The Majority:  "I know no country, in which, speaking generally, there is less independence of mind and true freedom of discussion than in America (Tocqueville, 254-255).

Religion. Service, and Public Spirit
  • American democracy: "Under its sway it is not especially the things accomplished by the public administration that are great, but rather those things done without its help and beyond its sphere" (p. 244)
  • "Self-interest properly understood" (Tocqueville 525-530).  We shall return to this point when we discuss political parties.
  • Where people volunteer
  • Where people give 

Texas Textbook Debacle

Hello everyone,

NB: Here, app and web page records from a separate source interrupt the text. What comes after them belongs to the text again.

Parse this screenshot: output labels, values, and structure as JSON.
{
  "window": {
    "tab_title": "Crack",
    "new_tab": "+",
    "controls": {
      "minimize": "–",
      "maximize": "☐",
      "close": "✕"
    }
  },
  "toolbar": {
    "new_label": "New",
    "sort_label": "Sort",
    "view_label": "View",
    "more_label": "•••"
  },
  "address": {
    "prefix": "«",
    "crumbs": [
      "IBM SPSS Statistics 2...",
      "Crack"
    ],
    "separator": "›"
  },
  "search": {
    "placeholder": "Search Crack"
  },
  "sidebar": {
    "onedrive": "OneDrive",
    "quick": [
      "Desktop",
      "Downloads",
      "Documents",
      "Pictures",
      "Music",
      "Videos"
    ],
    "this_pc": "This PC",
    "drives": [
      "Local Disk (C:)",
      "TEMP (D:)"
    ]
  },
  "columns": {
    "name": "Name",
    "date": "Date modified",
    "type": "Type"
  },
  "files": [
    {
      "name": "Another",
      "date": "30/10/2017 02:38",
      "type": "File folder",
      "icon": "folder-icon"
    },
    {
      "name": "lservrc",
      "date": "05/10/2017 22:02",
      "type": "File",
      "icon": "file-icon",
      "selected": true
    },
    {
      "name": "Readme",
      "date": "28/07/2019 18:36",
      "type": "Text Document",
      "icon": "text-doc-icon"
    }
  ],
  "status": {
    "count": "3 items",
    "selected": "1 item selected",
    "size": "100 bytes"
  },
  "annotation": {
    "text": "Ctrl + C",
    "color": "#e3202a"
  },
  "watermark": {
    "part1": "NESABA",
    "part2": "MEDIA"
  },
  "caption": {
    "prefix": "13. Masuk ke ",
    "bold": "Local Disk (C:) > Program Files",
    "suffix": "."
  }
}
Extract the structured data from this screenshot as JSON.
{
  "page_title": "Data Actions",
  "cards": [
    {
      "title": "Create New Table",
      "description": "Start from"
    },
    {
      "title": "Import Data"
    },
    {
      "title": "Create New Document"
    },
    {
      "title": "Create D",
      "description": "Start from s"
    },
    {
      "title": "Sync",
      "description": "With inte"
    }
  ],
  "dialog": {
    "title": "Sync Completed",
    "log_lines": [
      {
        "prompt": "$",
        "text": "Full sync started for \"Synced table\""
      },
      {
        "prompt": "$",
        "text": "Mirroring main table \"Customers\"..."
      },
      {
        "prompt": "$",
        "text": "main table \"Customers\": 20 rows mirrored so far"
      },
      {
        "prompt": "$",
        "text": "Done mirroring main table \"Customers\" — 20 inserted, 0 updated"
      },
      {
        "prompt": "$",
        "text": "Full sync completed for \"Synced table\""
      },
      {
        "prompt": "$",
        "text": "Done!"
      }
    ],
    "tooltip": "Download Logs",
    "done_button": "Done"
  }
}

I thought the issue about textbooks in Texas was an interesting debate happening in the news this week that also relates to the creationism vs. evolutionism debate as well as to very basic principles like freedom.. In short the new textbooks proposed for Texas public schools contain a right-wing agenda which blurs the line between church and state, down plays the roles of African Americans and Native Americans, incorrectly portrays the issue of global warming... etc. Here is Washington Post's take on the issues, Politico's and Dallas Morning News's. I'm a little torn on how to feel. I don't think that Texas should use these textbooks, but I certainly understand the arguments about why they should be allowed to- namely I believe parents should be able to teach their children mostly whatever they want. (I might think it's wrong, or a moral hazard, but I think that they have the right to do it) I however think public institutions should be required to teach an objective portrayal of history. Any other opinions?

Reid

Monday, September 15, 2014

Civic Culture

Writing

Who was Tocqueville?
Civic Culture

Civil Religion

Friday, September 12, 2014

First Writing Assignment, Fall 2014

Pick one of the following:

1. Find a recent (since June 2014) article pointing to a problem that Publius anticipated. (You may search newspapers at news.google.com.) Explain how The Federalist sheds light on the story. In this instance, is the political system working as the Founders hoped?

2. Identify a significant claim by Tocqueville that was either incorrect from the start or no longer applies to the United States.

3. Here are some current proposed amendments to the United States Constitution. Pick one, weigh the arguments for and against, and explain your position.
Instructions:
  • Whichever essay you choose, do research to document your claims. Do not write from the top of your head.  
  • Essays should be typed, double-spaced, and no more than three pages long. I will not read past the third page. 
  • Cite your sources with endnotes, which should be in a standard style (e.g., Turabian or Chicago Manual of Style). Endnote pages do not count against the page limit. 
  • Watch your spelling, grammar, diction, and punctuation. Errors will count against you. 
  • Turn in essays to the class Sakai dropbox by 11:59 PM, Wednesday, September 24. Late essays will drop a gradepoint for one day’s lateness, a full letter grade after that. I will grant no extensions except for illness or emergency.